RedBlacks ready for crucial home date against Ticats Saturday

The Ottawa RedBlacks are calling it the biggest game in franchise history. With a win Saturday against the Hamilton Tiger-Cats (10-7), the RedBlacks (11-6) can punch their ticket to the East Division final on Nov. 22 in Ottawa.

Can clinch East Division final berth on home field for Nov. 22

Ottawa's Henry Burris was tackled by Hamilton's Craig Butler on Sunday in Hamilton but it was a questionable hit by Simoni Lawrence that drew the ire of Burris and the RedBlacks. The teams meet in a rematch Saturday in Ottawa. (Peter Power/The Canadian Press)

The Ottawa RedBlacks are calling it the biggest game in franchise history.

With a win Saturday against the Hamilton Tiger-Cats (10-7), the RedBlacks (11-6) can punch their ticket to the East Division final on Nov. 22 in Ottawa.

Not bad for a team that just one year ago won only two games and finished dead last in the league.

While improvement was expected from the RedBlacks this season, due to some key off-season acquisitions, not many could have predicted this kind of turnaround.

RedBlacks head coach Rick Campbell says the players deserve full credit for the success, but says now is not the time to get caught up in the emotional side of the game.

"It's a big game and we have total focus on 4 o'clock Saturday," said RedBlacks head coach Rick Campbell. "The game can't come fast enough for the guys because you get excited to play these types of games. We're looking forward to (Saturday).

"Our goal was to find a way to get into the playoffs and we've been able to do that and we're just going to take this thing as far as we can from here and go from there."

The two teams met last week where Ottawa was able to grind out a 12-6 win to put them in the enviable position of earning a first-round bye.

This is the second leg of a total-points showdown between the two teams to decide the Division winner. The Tiger-Cats will need to win by at least six or more in order to win the Division.

An Ottawa loss, by six or more, would mean the RedBlacks would face the Argonauts in a semi-final next weekend. Considering the RedBlacks were 0-3 against Toronto this season, they would probably prefer avoiding that scenario.

Focus is of the utmost importance for the RedBlacks who have been victim this season of allowing emotion get the best of them at times. Last week's game featured a questionable hit by Hamilton's Simoni Lawrence on Henry Burris that infuriated the RedBlacks. Much more was made of the hit due to post-game remarks by both players.

"This time of year it's a habit thing where you want to go into the playoffs not worrying about your emotions getting the best of you and taking stupid penalties or just things that are going to hurt the team," said Brad Sinopoli. "Obviously it's something we've got to keep in check, especially with this game and how emotional it was last game."

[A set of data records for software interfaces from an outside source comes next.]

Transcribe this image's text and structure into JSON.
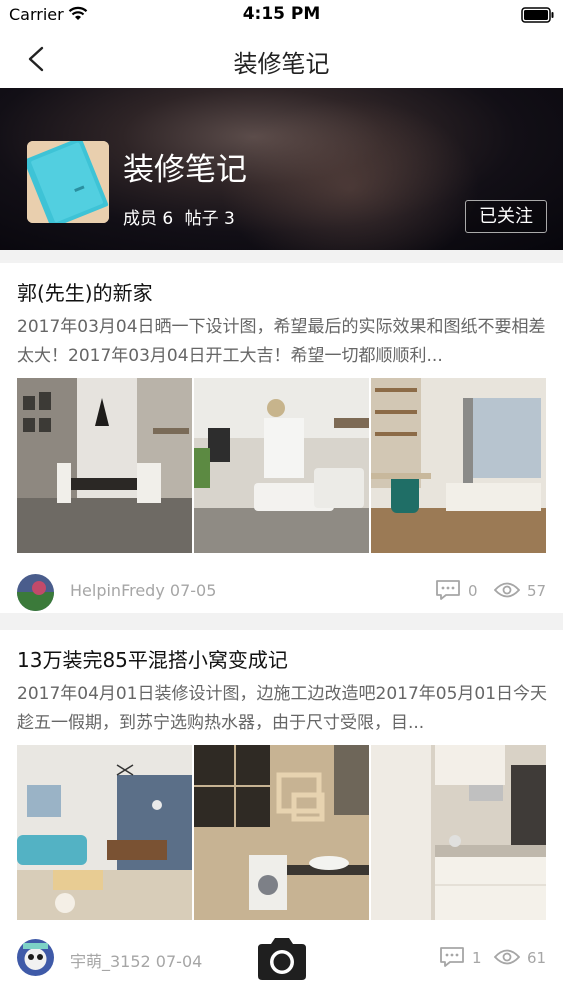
{
  "status_bar": {
    "carrier": "Carrier",
    "time": "4:15 PM"
  },
  "nav": {
    "title": "装修笔记",
    "back_icon": "chevron-left-icon"
  },
  "group": {
    "name": "装修笔记",
    "members_label": "成员 6",
    "posts_label": "帖子 3",
    "follow_label": "已关注"
  },
  "posts": [
    {
      "title": "郭(先生)的新家",
      "excerpt": "2017年03月04日晒一下设计图，希望最后的实际效果和图纸不要相差太大！2017年03月04日开工大吉！希望一切都顺顺利...",
      "author_line": "HelpinFredy 07-05",
      "comments": "0",
      "views": "57"
    },
    {
      "title": "13万装完85平混搭小窝变成记",
      "excerpt": "2017年04月01日装修设计图，边施工边改造吧2017年05月01日今天趁五一假期，到苏宁选购热水器，由于尺寸受限，目...",
      "author_line": "宇萌_3152 07-04",
      "comments": "1",
      "views": "61"
    }
  ],
  "colors": {
    "accent_text": "#222222",
    "muted_text": "#a6a6a6",
    "header_bg": "#120f16"
  }
}
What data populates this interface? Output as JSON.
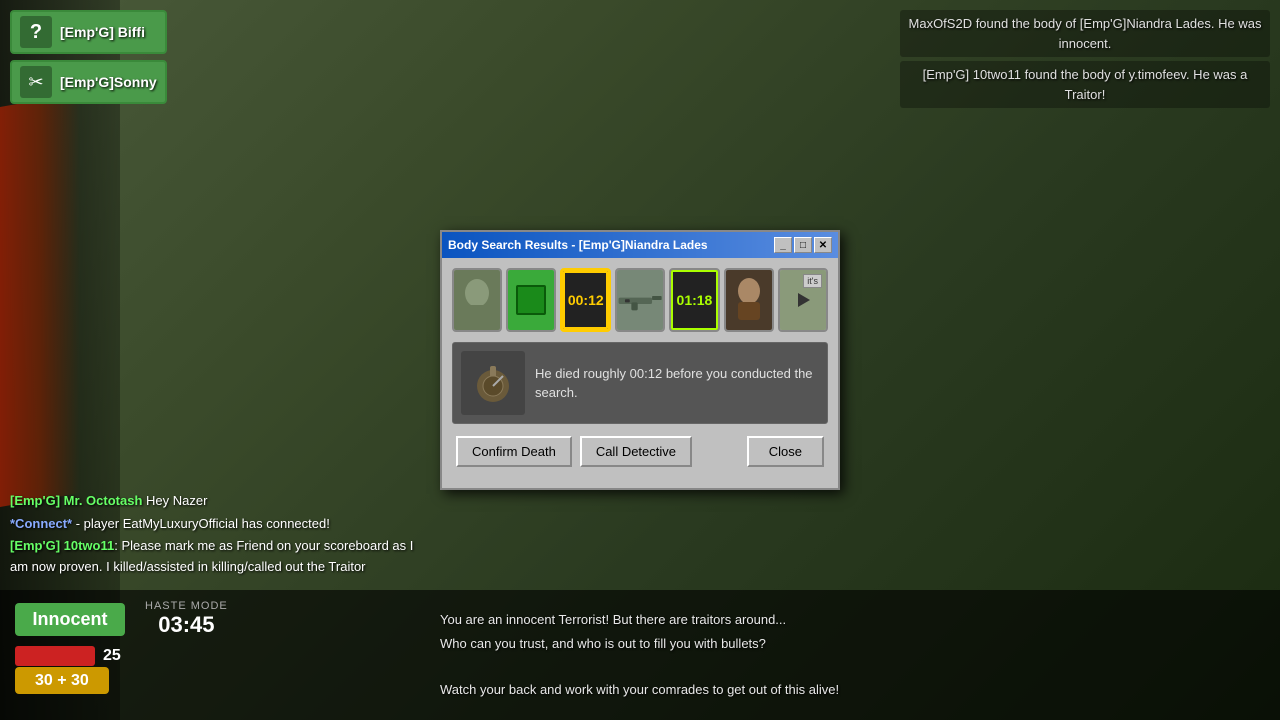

RedBlacks chasing milestones

A couple milestones are within reach for the RedBlacks as Burris is just 33 yards shy of setting a new career high in passing yards, and Greg Ellingson needs just 81 yards to become Ottawa's fourth 1,000-yard receiver this season.

Burris was questionable to start last week due to a knee injury, but in the end he played the game. The 40-year-old says he's put last week's theatrics with Lawrence aside and believes the best response would be to let his game do the talking.

"When we get on the field, that's all the statements that you can make is how you play the game. That's what our focus is on right now," Burris said. "Both teams know that the best way to truly get back at somebody is to get a victory because that's the last statement that will be heard and that's a statement that will always be felt for the remaining week afterwards."

The RedBlacks realize a win Saturday would make for a great story considering last season the team posted just two wins and finished dead last.

"I thought we were going to be a lot more competitive this year considering how hard we played last year and the big acquisitions they brought in and the studs they brought in on offence," Shologan said. "But I never imagined to be in the running to be the top team in the East, but that just shows how hard the guys and the coaches and the management have done to put together something that's pretty good."


To encourage thoughtful and respectful conversations, first and last names will appear with each submission to CBC/Radio-Canada's online communities (except in children and youth-oriented communities). Pseudonyms will no longer be permitted.

By submitting a comment, you accept that CBC has the right to reproduce and publish that comment in whole or in part, in any manner CBC chooses. Please note that CBC does not endorse the opinions expressed in comments. Comments on this story are moderated according to our Submission Guidelines. Comments are welcome while open. We reserve the right to close comments at any time.

Become a CBC Member

Join the conversation  Create account

Already have an account?